## EXERCISE DESCRIPTION
Which of the lines below holds the string "გიორგი"? Copy every line that does.

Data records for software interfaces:
:::::

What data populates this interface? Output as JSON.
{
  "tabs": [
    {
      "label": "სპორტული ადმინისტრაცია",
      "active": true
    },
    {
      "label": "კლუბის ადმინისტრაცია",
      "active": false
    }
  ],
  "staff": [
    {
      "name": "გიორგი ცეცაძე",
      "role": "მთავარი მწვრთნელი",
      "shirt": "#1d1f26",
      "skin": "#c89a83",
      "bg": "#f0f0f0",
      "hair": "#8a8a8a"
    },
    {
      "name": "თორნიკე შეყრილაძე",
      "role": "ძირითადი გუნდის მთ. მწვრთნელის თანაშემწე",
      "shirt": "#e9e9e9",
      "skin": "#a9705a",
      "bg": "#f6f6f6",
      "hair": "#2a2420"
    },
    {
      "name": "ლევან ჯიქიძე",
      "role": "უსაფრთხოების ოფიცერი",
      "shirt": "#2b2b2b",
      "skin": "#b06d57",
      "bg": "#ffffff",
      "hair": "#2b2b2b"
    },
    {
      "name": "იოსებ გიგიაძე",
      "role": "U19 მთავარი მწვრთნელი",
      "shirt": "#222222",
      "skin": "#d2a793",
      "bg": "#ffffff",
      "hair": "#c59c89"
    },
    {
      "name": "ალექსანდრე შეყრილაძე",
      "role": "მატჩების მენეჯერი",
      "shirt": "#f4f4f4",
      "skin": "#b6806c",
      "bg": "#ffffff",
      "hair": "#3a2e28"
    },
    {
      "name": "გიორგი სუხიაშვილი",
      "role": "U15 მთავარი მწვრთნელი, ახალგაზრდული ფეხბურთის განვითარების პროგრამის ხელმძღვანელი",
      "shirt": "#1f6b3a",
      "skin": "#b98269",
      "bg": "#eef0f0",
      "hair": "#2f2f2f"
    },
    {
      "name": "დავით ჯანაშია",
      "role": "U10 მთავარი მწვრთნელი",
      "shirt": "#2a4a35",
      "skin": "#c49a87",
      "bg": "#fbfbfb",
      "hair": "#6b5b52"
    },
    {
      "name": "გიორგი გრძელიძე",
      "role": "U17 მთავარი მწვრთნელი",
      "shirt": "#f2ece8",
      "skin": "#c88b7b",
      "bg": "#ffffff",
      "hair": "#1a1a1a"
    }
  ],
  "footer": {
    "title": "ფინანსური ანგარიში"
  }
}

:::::

## SOLUTION
      "name": "გიორგი ცეცაძე",
      "name": "გიორგი სუხიაშვილი",
      "name": "გიორგი გრძელიძე",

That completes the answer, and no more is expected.